Truth and consequences

Whether certain religious beliefs, attitudes, and practices are helpful to sick people is one question; whether the beliefs are “true” is a different question. The question of effects can be studied scientifically, and should be.

I agree with Mike and Harold. The empirical effects of religious belief can be studied without reference to the truth-claims of the various religions.

But that works both ways: it means that religious belief could be life-saving, though false.

Having been an atheist in a cancer ward (or at least under treatment for a life-threatening cancer) I don’t for a second subscribe to the “Your faith has made you whole” school of medicine. (A brief religious autobiography is here, if anyone’s interested.)

Since I didn’t start with the expectation that the Ruler of the Universe was going to take care of me, I didn’t need to adjust my world-view in the face of the disease. I found, somewhat to my surprise, that I wasn’t especially scared of dying, despite (because of?) my conviction that dying is the end for an individual consciousness. So I didn’t move either “toward” or “away from” any divinity. But I also didn’t get either angry or anxious.

I don’t know whether the equanimity I found had any connection with my cure, but it must have been an advantage to sleep well and not to have stress hormones coursing through my veins. If some people get that equanimity from religion, it’s not hard to imagine that they might get health benefits from it.

Others in similar circumstances seem to get serenity as a result of their use hallucinogens, either before or after the threat of death becomes apparent. A mystical experience seems to be a fairly reliable cure for death anxiety, and the hallucinogens have a way of bringing about such experiences if taken under the right circumstances.

If that turned out to be predictably true, then there would be a good argument for using the hallucinogens with some patients to treat for anxiety in the face of life-threatening illness. At least, that’s the premise of at least three current medical studies.*

If some people get the same result with religious texts and traditions rather than with chemicals, why isn’t that also an important medical finding?

Now that’s a completely different question from the borderline-paranormal stuff that the folks at Noetics are studying, and it was surely a mistake for NPR to collapse the two questions together. But it would be a shame if the disapproval of faith-healing led us to neglect the potential medical benefits of various spiritual or religious beliefs, experiences, and practices. Since those effects can be studied without reference to any religious doctrine, we ought to count those studies as science, and not disdain them out of a superstitious fear of superstitious belief.
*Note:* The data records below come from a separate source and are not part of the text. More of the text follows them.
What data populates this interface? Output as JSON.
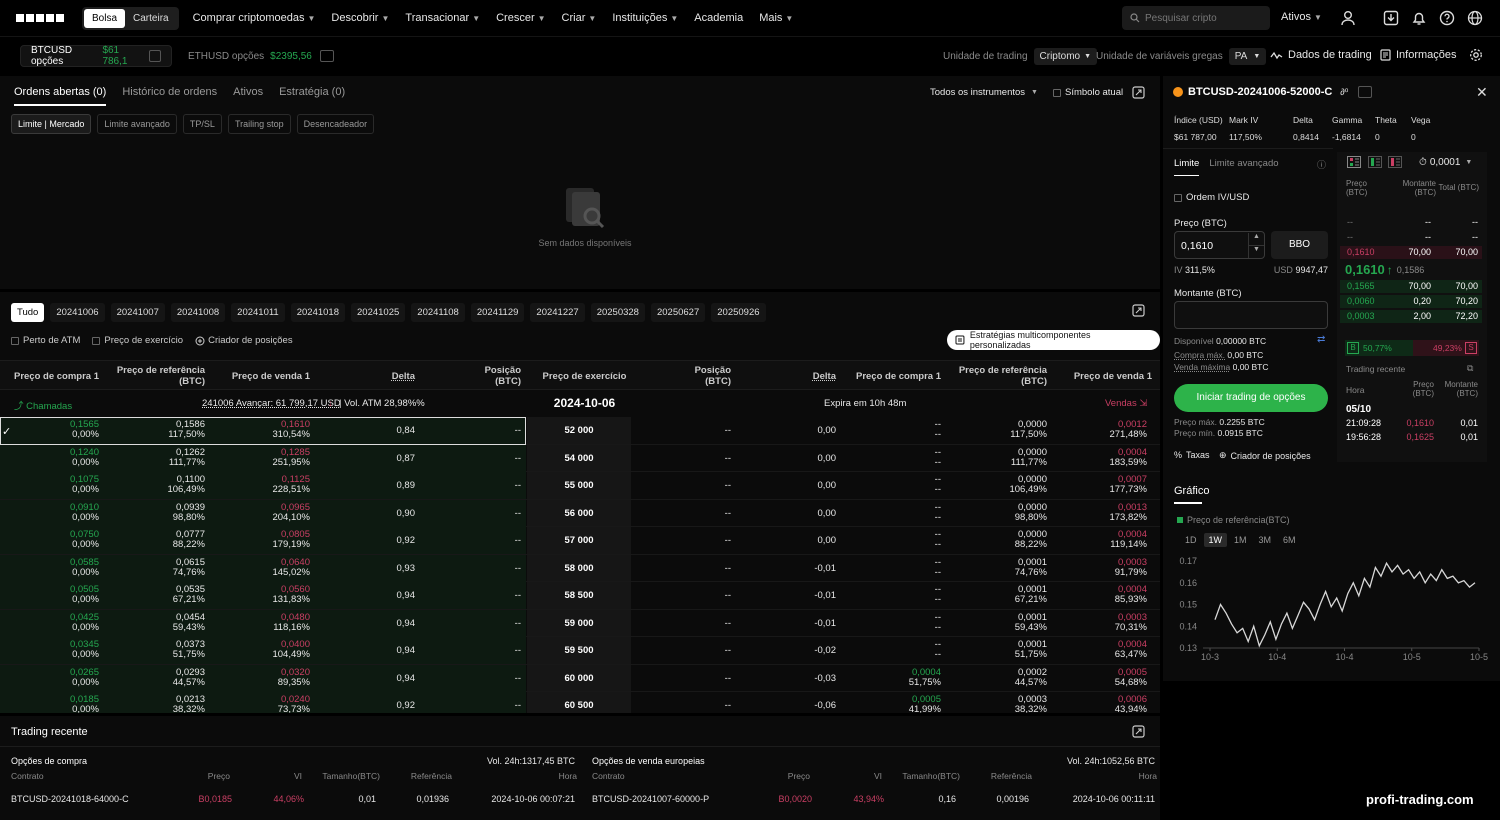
{
  "nav": {
    "mode_tabs": [
      "Bolsa",
      "Carteira"
    ],
    "items": [
      "Comprar criptomoedas",
      "Descobrir",
      "Transacionar",
      "Crescer",
      "Criar",
      "Instituições",
      "Academia",
      "Mais"
    ],
    "search_placeholder": "Pesquisar cripto",
    "assets_label": "Ativos"
  },
  "subbar": {
    "ticker1_name": "BTCUSD opções",
    "ticker1_price": "$61 786,1",
    "ticker2_name": "ETHUSD opções",
    "ticker2_price": "$2395,56",
    "trading_unit_label": "Unidade de trading",
    "trading_unit_value": "Criptomo",
    "greeks_unit_label": "Unidade de variáveis gregas",
    "greeks_unit_value": "PA",
    "trading_data": "Dados de trading",
    "information": "Informações"
  },
  "orders": {
    "tabs": [
      "Ordens abertas (0)",
      "Histórico de ordens",
      "Ativos",
      "Estratégia (0)"
    ],
    "filter_all": "Todos os instrumentos",
    "current_symbol": "Símbolo atual",
    "chips": [
      "Limite | Mercado",
      "Limite avançado",
      "TP/SL",
      "Trailing stop",
      "Desencadeador"
    ],
    "empty": "Sem dados disponíveis"
  },
  "chain": {
    "expiry_tabs": [
      "Tudo",
      "20241006",
      "20241007",
      "20241008",
      "20241011",
      "20241018",
      "20241025",
      "20241108",
      "20241129",
      "20241227",
      "20250328",
      "20250627",
      "20250926"
    ],
    "near_atm": "Perto de ATM",
    "strike_price_opt": "Preço de exercício",
    "position_builder": "Criador de posições",
    "multi_strategies": "Estratégias multicomponentes personalizadas",
    "headers_left": [
      "Preço de compra 1",
      "Preço de referência (BTC)",
      "Preço de venda 1",
      "Delta",
      "Posição (BTC)"
    ],
    "header_strike": "Preço de exercício",
    "headers_right": [
      "Posição (BTC)",
      "Delta",
      "Preço de compra 1",
      "Preço de referência (BTC)",
      "Preço de venda 1"
    ],
    "calls_label": "Chamadas",
    "forward_info": "241006 Avançar: 61 799,17 USD",
    "atm_vol": "Vol. ATM 28,98%%",
    "expiry_date": "2024-10-06",
    "expires_in": "Expira em 10h 48m",
    "puts_label": "Vendas",
    "rows": [
      {
        "cb": "0,1565",
        "cbi": "0,00%",
        "cm": "0,1586",
        "cmi": "117,50%",
        "cs": "0,1610",
        "csi": "310,54%",
        "cd": "0,84",
        "cp": "--",
        "k": "52 000",
        "pp": "--",
        "pd": "0,00",
        "pb": "--",
        "pbi": "--",
        "pm": "0,0000",
        "pmi": "117,50%",
        "ps": "0,0012",
        "psi": "271,48%"
      },
      {
        "cb": "0,1240",
        "cbi": "0,00%",
        "cm": "0,1262",
        "cmi": "111,77%",
        "cs": "0,1285",
        "csi": "251,95%",
        "cd": "0,87",
        "cp": "--",
        "k": "54 000",
        "pp": "--",
        "pd": "0,00",
        "pb": "--",
        "pbi": "--",
        "pm": "0,0000",
        "pmi": "111,77%",
        "ps": "0,0004",
        "psi": "183,59%"
      },
      {
        "cb": "0,1075",
        "cbi": "0,00%",
        "cm": "0,1100",
        "cmi": "106,49%",
        "cs": "0,1125",
        "csi": "228,51%",
        "cd": "0,89",
        "cp": "--",
        "k": "55 000",
        "pp": "--",
        "pd": "0,00",
        "pb": "--",
        "pbi": "--",
        "pm": "0,0000",
        "pmi": "106,49%",
        "ps": "0,0007",
        "psi": "177,73%"
      },
      {
        "cb": "0,0910",
        "cbi": "0,00%",
        "cm": "0,0939",
        "cmi": "98,80%",
        "cs": "0,0965",
        "csi": "204,10%",
        "cd": "0,90",
        "cp": "--",
        "k": "56 000",
        "pp": "--",
        "pd": "0,00",
        "pb": "--",
        "pbi": "--",
        "pm": "0,0000",
        "pmi": "98,80%",
        "ps": "0,0013",
        "psi": "173,82%"
      },
      {
        "cb": "0,0750",
        "cbi": "0,00%",
        "cm": "0,0777",
        "cmi": "88,22%",
        "cs": "0,0805",
        "csi": "179,19%",
        "cd": "0,92",
        "cp": "--",
        "k": "57 000",
        "pp": "--",
        "pd": "0,00",
        "pb": "--",
        "pbi": "--",
        "pm": "0,0000",
        "pmi": "88,22%",
        "ps": "0,0004",
        "psi": "119,14%"
      },
      {
        "cb": "0,0585",
        "cbi": "0,00%",
        "cm": "0,0615",
        "cmi": "74,76%",
        "cs": "0,0640",
        "csi": "145,02%",
        "cd": "0,93",
        "cp": "--",
        "k": "58 000",
        "pp": "--",
        "pd": "-0,01",
        "pb": "--",
        "pbi": "--",
        "pm": "0,0001",
        "pmi": "74,76%",
        "ps": "0,0003",
        "psi": "91,79%"
      },
      {
        "cb": "0,0505",
        "cbi": "0,00%",
        "cm": "0,0535",
        "cmi": "67,21%",
        "cs": "0,0560",
        "csi": "131,83%",
        "cd": "0,94",
        "cp": "--",
        "k": "58 500",
        "pp": "--",
        "pd": "-0,01",
        "pb": "--",
        "pbi": "--",
        "pm": "0,0001",
        "pmi": "67,21%",
        "ps": "0,0004",
        "psi": "85,93%"
      },
      {
        "cb": "0,0425",
        "cbi": "0,00%",
        "cm": "0,0454",
        "cmi": "59,43%",
        "cs": "0,0480",
        "csi": "118,16%",
        "cd": "0,94",
        "cp": "--",
        "k": "59 000",
        "pp": "--",
        "pd": "-0,01",
        "pb": "--",
        "pbi": "--",
        "pm": "0,0001",
        "pmi": "59,43%",
        "ps": "0,0003",
        "psi": "70,31%"
      },
      {
        "cb": "0,0345",
        "cbi": "0,00%",
        "cm": "0,0373",
        "cmi": "51,75%",
        "cs": "0,0400",
        "csi": "104,49%",
        "cd": "0,94",
        "cp": "--",
        "k": "59 500",
        "pp": "--",
        "pd": "-0,02",
        "pb": "--",
        "pbi": "--",
        "pm": "0,0001",
        "pmi": "51,75%",
        "ps": "0,0004",
        "psi": "63,47%"
      },
      {
        "cb": "0,0265",
        "cbi": "0,00%",
        "cm": "0,0293",
        "cmi": "44,57%",
        "cs": "0,0320",
        "csi": "89,35%",
        "cd": "0,94",
        "cp": "--",
        "k": "60 000",
        "pp": "--",
        "pd": "-0,03",
        "pb": "0,0004",
        "pbi": "51,75%",
        "pm": "0,0002",
        "pmi": "44,57%",
        "ps": "0,0005",
        "psi": "54,68%"
      },
      {
        "cb": "0,0185",
        "cbi": "0,00%",
        "cm": "0,0213",
        "cmi": "38,32%",
        "cs": "0,0240",
        "csi": "73,73%",
        "cd": "0,92",
        "cp": "--",
        "k": "60 500",
        "pp": "--",
        "pd": "-0,06",
        "pb": "0,0005",
        "pbi": "41,99%",
        "pm": "0,0003",
        "pmi": "38,32%",
        "ps": "0,0006",
        "psi": "43,94%"
      }
    ]
  },
  "recent": {
    "title": "Trading recente",
    "calls_title": "Opções de compra",
    "calls_vol": "Vol. 24h:1317,45 BTC",
    "puts_title": "Opções de venda europeias",
    "puts_vol": "Vol. 24h:1052,56 BTC",
    "cols": [
      "Contrato",
      "Preço",
      "VI",
      "Tamanho(BTC)",
      "Referência",
      "Hora"
    ],
    "call_trade": {
      "contract": "BTCUSD-20241018-64000-C",
      "price": "B0,0185",
      "iv": "44,06%",
      "size": "0,01",
      "ref": "0,01936",
      "time": "2024-10-06 00:07:21"
    },
    "put_trade": {
      "contract": "BTCUSD-20241007-60000-P",
      "price": "B0,0020",
      "iv": "43,94%",
      "size": "0,16",
      "ref": "0,00196",
      "time": "2024-10-06 00:11:11"
    }
  },
  "side": {
    "instrument": "BTCUSD-20241006-52000-C",
    "stats_labels": [
      "Índice (USD)",
      "Mark IV",
      "Delta",
      "Gamma",
      "Theta",
      "Vega"
    ],
    "stats_values": [
      "$61 787,00",
      "117,50%",
      "0,8414",
      "-1,6814",
      "0",
      "0"
    ],
    "order_tabs": [
      "Limite",
      "Limite avançado"
    ],
    "iv_order": "Ordem IV/USD",
    "price_label": "Preço (BTC)",
    "price_value": "0,1610",
    "bbo": "BBO",
    "iv_label": "IV",
    "iv_value": "311,5%",
    "usd_label": "USD",
    "usd_value": "9947,47",
    "amount_label": "Montante (BTC)",
    "available_label": "Disponível",
    "available_value": "0,00000 BTC",
    "max_buy_label": "Compra máx.",
    "max_buy_value": "0,00 BTC",
    "max_sell_label": "Venda máxima",
    "max_sell_value": "0,00 BTC",
    "start_button": "Iniciar trading de opções",
    "max_price_label": "Preço máx.",
    "max_price_value": "0.2255 BTC",
    "min_price_label": "Preço mín.",
    "min_price_value": "0.0915 BTC",
    "fees": "Taxas",
    "position_builder": "Criador de posições",
    "tick_size": "0,0001",
    "book_headers": [
      "Preço (BTC)",
      "Montante (BTC)",
      "Total (BTC)"
    ],
    "asks": [
      {
        "p": "--",
        "a": "--",
        "t": "--"
      },
      {
        "p": "--",
        "a": "--",
        "t": "--"
      },
      {
        "p": "0,1610",
        "a": "70,00",
        "t": "70,00"
      }
    ],
    "last_price": "0,1610",
    "last_mark": "0,1586",
    "bids": [
      {
        "p": "0,1565",
        "a": "70,00",
        "t": "70,00"
      },
      {
        "p": "0,0060",
        "a": "0,20",
        "t": "70,20"
      },
      {
        "p": "0,0003",
        "a": "2,00",
        "t": "72,20"
      }
    ],
    "buy_ratio_label": "B",
    "buy_ratio": "50,77%",
    "sell_ratio": "49,23%",
    "sell_ratio_label": "S",
    "recent_title": "Trading recente",
    "recent_headers": [
      "Hora",
      "Preço (BTC)",
      "Montante (BTC)"
    ],
    "recent_date": "05/10",
    "recent_trades": [
      {
        "t": "21:09:28",
        "p": "0,1610",
        "a": "0,01"
      },
      {
        "t": "19:56:28",
        "p": "0,1625",
        "a": "0,01"
      }
    ],
    "chart_title": "Gráfico",
    "chart_legend": "Preço de referência(BTC)",
    "ranges": [
      "1D",
      "1W",
      "1M",
      "3M",
      "6M"
    ],
    "active_range": "1W"
  },
  "chart_data": {
    "type": "line",
    "series": [
      {
        "name": "Preço de referência(BTC)",
        "values": [
          0.143,
          0.15,
          0.146,
          0.141,
          0.137,
          0.139,
          0.133,
          0.14,
          0.131,
          0.136,
          0.142,
          0.134,
          0.141,
          0.146,
          0.139,
          0.145,
          0.151,
          0.148,
          0.143,
          0.15,
          0.156,
          0.149,
          0.153,
          0.147,
          0.155,
          0.16,
          0.154,
          0.162,
          0.158,
          0.167,
          0.163,
          0.169,
          0.165,
          0.168,
          0.164,
          0.166,
          0.162,
          0.165,
          0.16,
          0.164,
          0.161,
          0.166,
          0.162,
          0.163,
          0.16,
          0.161,
          0.158,
          0.16
        ]
      }
    ],
    "x_tick_labels": [
      "10-3",
      "10-4",
      "10-4",
      "10-5",
      "10-5"
    ],
    "yticks": [
      0.13,
      0.14,
      0.15,
      0.16,
      0.17
    ],
    "ylim": [
      0.13,
      0.17
    ]
  },
  "watermark": "profi-trading.com",
  "colors": {
    "accent_green": "#25a750",
    "accent_red": "#ca3f64",
    "button_green": "#2db34a"
  }
}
Footnote The UC/Harbor and Harvard studies aren’t looking at life extension, but simply at improved quality of life in the final months. In the name of “protecting human subjects,” the scientific censors who run the IRBs insist that the studies deal exclusively with terminal patients. God forbid someone should overcome the fear of death and then screw things up by failing to die. The Hopkins group seems to have a more understanding IRB.

Author: Mark Kleiman

Professor of Public Policy at the NYU Marron Institute for Urban Management and editor of the Journal of Drug Policy Analysis. Teaches about the methods of policy analysis about drug abuse control and crime control policy, working out the implications of two principles: that swift and certain sanctions don't have to be severe to be effective, and that well-designed threats usually don't have to be carried out. Books: Drugs and Drug Policy: What Everyone Needs to Know (with Jonathan Caulkins and Angela Hawken) When Brute Force Fails: How to Have Less Crime and Less Punishment (Princeton, 2009; named one of the "books of the year" by The Economist Against Excess: Drug Policy for Results (Basic, 1993) Marijuana: Costs of Abuse, Costs of Control (Greenwood, 1989) UCLA Homepage Curriculum Vitae Contact: